Civil rights groups are alleging that police departments are blatantly disrespecting the BEI, the independent investigation unit that is tasked with investigating situations involving police.

In a news conference Monday, a coalition of groups claimed that the BEI is powerless to make police obey rules when they've done something wrong.

The coalition has 10 letters sent from the BEI to various police departments that are critical of how police officers act during investigations.

The letters cite several problems such as departments waiting a long time to notify the BEI following a death or injury involving police, even though provincial law requires the BEI be notified as promptly as possible.

One letter involved a death that took place in March 2018 in Laval, when a 36-year-old man died trying to jump from one balcony to another during a drug raid.

That letter, written several days after the incident, said that one officer "refused to answer questions by BEI investigators."

Access to Information requests

The Rights and Liberties League (LDL), the Coalition against repression and police abuse (CRAP), the central council for Metropolitan Montreal (CCMM-CSN), and homeless advocacy group RAPSIM obtained the letters through Access to Information Requests.

Alexandre Popovic of the coalition said police officers get away with ignoring the BEI because there is no punishment written into the law that created the oversight agency.

"There should be consequences. There should be sanctions. I think that's the language that most police officers understand very clearly," said Popovic. "We know that a great number of police officers didn't follow the law, didn't follow the regulations, and we have no clue what happened. Most probably nothing happened."

Nicholas Gibbs' shooting

A third letter was written about the death of Nicholas Gibbs, who was shot and killed by Montreal police officers on Aug. 21.
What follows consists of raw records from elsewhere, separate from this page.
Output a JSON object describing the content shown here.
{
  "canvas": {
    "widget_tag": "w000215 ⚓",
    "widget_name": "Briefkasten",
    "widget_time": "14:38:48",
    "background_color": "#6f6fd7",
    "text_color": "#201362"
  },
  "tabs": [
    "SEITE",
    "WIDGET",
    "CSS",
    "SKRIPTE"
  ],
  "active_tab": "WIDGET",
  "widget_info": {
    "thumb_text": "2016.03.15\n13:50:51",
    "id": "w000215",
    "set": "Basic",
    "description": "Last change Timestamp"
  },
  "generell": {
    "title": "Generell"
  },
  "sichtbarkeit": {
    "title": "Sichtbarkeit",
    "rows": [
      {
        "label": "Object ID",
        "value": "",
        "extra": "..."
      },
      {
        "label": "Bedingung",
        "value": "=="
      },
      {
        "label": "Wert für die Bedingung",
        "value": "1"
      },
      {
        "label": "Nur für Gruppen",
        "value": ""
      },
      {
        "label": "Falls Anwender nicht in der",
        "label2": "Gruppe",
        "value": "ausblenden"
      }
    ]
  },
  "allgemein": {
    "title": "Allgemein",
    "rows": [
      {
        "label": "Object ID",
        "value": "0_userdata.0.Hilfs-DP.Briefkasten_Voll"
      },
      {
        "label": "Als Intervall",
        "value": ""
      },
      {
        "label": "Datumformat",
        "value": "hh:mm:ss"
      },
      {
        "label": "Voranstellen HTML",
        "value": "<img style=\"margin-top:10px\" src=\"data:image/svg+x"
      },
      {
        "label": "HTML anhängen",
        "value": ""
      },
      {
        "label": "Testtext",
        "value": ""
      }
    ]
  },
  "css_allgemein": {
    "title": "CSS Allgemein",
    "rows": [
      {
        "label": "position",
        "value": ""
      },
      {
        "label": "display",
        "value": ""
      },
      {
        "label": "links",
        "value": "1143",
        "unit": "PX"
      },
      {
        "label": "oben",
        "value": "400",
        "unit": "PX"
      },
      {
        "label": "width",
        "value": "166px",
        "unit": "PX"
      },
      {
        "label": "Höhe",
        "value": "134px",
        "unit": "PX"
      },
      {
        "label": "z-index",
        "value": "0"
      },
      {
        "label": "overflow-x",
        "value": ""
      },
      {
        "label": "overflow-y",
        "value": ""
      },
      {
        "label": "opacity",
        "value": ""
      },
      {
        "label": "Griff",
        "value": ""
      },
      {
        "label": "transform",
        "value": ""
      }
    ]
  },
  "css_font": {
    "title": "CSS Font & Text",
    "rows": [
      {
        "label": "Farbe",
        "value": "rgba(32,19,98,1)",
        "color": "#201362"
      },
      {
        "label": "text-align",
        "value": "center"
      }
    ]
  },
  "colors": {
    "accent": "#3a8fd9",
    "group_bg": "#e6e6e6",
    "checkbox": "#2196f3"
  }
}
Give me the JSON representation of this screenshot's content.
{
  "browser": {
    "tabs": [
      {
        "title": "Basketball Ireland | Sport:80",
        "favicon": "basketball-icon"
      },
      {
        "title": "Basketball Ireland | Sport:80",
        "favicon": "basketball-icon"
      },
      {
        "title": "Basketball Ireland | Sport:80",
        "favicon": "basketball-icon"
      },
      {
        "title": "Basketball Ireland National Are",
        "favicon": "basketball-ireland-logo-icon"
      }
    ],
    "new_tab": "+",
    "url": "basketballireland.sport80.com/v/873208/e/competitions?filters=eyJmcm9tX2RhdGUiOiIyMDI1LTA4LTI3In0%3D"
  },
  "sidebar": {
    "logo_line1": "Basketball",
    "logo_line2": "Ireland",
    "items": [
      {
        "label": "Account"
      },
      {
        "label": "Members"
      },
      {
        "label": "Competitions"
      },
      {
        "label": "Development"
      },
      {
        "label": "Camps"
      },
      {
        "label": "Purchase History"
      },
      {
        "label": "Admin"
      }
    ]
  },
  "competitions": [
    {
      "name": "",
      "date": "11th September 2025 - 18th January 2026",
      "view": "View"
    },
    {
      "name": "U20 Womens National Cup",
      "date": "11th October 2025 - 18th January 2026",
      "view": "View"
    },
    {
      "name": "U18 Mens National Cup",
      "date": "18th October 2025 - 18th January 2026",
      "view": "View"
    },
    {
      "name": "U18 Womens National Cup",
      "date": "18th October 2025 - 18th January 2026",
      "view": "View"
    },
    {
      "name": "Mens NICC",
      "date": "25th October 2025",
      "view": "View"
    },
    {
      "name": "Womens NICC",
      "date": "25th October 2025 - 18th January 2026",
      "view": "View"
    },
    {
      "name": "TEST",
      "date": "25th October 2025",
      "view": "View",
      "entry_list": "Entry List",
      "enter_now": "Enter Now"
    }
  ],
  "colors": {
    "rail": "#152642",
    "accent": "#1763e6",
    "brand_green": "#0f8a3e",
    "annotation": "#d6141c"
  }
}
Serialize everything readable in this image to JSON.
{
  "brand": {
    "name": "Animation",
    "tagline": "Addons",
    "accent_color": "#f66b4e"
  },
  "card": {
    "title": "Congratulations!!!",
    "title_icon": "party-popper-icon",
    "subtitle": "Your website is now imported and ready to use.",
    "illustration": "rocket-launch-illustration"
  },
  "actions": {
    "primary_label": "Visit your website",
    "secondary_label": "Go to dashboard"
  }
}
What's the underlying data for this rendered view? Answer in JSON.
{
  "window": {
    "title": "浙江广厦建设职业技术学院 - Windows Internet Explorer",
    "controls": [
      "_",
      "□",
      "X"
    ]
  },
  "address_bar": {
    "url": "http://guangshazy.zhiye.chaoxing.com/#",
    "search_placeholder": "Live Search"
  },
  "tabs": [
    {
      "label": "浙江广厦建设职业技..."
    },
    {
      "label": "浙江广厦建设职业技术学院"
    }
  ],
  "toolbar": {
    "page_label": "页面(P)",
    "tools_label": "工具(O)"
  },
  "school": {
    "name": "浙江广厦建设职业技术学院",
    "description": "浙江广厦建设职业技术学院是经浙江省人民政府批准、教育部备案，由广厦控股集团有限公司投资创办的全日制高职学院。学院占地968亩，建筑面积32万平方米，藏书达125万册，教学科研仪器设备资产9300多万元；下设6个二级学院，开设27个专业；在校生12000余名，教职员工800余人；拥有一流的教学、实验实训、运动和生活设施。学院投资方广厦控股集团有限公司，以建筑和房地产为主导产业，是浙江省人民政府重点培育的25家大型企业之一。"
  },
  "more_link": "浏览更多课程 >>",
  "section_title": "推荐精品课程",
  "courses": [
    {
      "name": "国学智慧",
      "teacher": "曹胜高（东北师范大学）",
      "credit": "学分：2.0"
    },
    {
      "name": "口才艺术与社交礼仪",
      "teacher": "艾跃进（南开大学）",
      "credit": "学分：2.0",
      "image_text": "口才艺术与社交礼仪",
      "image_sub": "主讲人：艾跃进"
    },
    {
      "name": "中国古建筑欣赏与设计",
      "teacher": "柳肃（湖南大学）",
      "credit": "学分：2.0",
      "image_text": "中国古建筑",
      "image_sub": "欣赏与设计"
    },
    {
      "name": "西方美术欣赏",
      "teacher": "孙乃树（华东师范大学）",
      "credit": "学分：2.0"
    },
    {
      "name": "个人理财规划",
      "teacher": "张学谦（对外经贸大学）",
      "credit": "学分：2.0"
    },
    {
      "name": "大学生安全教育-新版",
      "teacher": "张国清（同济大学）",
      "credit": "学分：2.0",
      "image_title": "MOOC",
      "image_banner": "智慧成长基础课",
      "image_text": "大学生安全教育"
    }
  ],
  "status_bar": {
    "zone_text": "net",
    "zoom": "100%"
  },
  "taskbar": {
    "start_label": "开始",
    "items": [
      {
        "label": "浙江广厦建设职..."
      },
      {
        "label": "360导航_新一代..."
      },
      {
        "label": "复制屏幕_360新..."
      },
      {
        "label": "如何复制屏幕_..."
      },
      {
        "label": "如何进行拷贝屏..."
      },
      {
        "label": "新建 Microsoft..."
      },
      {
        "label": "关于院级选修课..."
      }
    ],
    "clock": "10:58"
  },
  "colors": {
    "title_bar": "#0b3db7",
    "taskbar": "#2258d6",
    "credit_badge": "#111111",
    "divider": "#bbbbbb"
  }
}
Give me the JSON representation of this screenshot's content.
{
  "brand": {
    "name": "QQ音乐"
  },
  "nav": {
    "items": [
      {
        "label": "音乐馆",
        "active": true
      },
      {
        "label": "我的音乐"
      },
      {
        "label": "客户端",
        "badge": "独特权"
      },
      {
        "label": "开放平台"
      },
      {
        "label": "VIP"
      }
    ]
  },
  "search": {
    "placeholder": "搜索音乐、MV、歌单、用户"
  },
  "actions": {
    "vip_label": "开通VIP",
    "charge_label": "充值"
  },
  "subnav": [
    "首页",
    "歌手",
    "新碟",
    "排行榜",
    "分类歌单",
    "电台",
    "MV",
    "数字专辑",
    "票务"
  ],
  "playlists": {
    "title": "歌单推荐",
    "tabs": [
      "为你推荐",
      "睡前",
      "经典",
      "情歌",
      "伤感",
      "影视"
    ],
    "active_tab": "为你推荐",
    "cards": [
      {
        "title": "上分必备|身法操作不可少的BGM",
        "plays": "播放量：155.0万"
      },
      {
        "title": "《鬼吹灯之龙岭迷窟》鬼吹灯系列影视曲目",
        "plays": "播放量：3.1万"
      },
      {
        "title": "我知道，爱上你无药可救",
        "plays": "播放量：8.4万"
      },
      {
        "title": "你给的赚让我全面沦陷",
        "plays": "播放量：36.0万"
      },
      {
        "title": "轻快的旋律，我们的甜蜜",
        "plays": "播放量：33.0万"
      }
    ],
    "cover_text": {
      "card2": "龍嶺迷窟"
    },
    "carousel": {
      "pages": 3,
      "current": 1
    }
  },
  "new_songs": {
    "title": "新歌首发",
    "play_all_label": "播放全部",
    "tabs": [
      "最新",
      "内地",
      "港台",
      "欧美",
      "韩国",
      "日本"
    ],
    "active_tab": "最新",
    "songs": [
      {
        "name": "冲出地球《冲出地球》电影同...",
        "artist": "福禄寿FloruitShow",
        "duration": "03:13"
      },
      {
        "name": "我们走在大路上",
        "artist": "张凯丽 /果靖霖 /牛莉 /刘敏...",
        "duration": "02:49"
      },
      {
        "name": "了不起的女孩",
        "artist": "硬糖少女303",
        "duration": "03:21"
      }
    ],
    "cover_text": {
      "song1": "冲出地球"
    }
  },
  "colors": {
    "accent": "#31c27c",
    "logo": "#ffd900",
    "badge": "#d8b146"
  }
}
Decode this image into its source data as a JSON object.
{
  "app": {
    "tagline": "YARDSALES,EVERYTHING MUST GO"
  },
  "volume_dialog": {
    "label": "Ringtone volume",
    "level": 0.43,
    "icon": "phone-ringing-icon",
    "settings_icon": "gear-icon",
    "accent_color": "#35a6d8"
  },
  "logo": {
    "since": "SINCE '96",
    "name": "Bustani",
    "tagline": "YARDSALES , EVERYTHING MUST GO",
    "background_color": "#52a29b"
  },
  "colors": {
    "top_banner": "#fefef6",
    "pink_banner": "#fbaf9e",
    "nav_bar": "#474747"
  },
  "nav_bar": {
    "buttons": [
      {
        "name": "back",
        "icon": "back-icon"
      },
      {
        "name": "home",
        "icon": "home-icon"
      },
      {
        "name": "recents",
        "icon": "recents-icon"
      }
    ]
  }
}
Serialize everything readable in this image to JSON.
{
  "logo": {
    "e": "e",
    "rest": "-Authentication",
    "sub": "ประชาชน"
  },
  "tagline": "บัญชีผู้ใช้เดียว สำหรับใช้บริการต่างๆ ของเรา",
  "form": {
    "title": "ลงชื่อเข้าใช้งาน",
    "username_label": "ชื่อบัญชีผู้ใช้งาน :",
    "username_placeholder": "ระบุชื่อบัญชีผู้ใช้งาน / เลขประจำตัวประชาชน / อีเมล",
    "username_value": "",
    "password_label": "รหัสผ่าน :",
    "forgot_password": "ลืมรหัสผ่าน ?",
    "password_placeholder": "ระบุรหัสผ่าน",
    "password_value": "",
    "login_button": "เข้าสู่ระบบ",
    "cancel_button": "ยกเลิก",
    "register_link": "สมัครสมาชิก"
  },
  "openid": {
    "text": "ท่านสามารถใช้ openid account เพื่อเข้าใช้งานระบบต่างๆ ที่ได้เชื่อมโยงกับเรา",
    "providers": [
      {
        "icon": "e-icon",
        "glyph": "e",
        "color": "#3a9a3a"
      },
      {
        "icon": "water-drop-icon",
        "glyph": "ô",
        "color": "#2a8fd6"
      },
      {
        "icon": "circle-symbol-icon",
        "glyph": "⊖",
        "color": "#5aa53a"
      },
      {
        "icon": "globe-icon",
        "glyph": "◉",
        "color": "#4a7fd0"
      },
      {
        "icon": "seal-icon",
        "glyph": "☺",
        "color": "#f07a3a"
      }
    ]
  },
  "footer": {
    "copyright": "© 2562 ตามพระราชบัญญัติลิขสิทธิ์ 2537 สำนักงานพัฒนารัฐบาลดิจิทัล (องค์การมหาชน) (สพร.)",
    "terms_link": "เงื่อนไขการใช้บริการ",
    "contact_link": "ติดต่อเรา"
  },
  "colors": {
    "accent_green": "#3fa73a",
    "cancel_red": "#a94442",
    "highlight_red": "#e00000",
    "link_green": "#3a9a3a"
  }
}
In that letter BEI attorney Madeleine Giauque said that SPVM officers clearly violated regulations, noting that "witnesses were met and interviewed by SPVM officers who took a declaration from each one," and noted that "all the statements were submitted to Montreal police investigators for verification and approval before witnesses were freed."

The letter said this violation of provincial regulations was happening in almost every case involving the SPVM, pointing out that in some cases witnesses were being taken to police stations for questioning before BEI investigators arrived.

"The SPVM is the only police force in the province that acts this way. I therefore ask that the SPVM immediately cease talking to witnesses, be they police officers or civilians, in independent investigations."

Last week, Quebec's Public Security Minister Genevieve Guilbault said that proper protocol was followed.

"What I saw is that Maitre Giauque did her work, she warned the Montreal police that there are some practices that need to be respected and she made a polite reminder to the SPVM, and I'm confident they will respect what they are supposed to be doing," said Guilbault.

Popovic was not so certain.

"It's as if the SPVM thinks 'it's our investigation.' No, it's not the case, they have no power, no authority in the law to do such a thing as that," said Popovic.

He said the BEI needs more power, and if it cannot force police to behave, it should shame them.

"We need more transparency, and with more transparency it will put pressure on the SPVM and other police forces to obey the law."

Montreal police chose not to comment on the allegations.

The BEI issued a statement saying that according to the law, it contacted each police force in question when officers acted inappropriately.